## Work required
Wherever "close" appears in the records below, copy the line that holds it.

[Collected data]
---*---

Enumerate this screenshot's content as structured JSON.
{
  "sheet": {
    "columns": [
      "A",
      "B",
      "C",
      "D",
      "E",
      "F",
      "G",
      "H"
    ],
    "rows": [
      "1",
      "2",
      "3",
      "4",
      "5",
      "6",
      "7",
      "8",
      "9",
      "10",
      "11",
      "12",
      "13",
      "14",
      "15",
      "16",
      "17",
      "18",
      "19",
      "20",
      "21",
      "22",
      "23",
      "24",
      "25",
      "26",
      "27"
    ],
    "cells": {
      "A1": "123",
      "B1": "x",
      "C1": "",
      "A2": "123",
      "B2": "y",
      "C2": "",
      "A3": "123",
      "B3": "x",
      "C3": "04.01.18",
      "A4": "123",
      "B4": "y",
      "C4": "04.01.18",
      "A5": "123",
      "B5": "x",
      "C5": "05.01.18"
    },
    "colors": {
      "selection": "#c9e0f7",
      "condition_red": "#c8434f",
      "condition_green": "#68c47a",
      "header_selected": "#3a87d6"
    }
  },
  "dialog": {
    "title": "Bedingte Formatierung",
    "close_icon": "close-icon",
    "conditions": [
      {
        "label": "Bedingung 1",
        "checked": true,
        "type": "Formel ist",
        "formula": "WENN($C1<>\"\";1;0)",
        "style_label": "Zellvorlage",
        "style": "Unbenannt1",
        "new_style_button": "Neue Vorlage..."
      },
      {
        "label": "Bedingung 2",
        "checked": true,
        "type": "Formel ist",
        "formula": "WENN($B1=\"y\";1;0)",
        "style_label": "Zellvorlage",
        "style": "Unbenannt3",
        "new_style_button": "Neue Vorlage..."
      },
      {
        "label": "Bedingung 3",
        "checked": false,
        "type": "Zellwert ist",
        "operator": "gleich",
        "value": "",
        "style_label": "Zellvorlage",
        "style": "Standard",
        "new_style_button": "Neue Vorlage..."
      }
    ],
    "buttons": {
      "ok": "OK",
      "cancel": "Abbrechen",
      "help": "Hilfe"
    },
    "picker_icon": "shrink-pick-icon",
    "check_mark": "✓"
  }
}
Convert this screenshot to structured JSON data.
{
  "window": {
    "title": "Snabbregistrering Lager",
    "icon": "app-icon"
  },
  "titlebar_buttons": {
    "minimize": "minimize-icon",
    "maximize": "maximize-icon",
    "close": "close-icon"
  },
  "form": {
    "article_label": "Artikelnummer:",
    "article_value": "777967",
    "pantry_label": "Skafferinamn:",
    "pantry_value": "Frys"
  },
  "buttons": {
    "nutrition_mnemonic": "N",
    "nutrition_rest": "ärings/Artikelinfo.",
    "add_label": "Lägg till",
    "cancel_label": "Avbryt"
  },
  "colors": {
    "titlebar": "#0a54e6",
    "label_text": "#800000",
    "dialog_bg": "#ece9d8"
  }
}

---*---

## Exercise answer
    "close_icon": "close-icon",
    "close": "close-icon"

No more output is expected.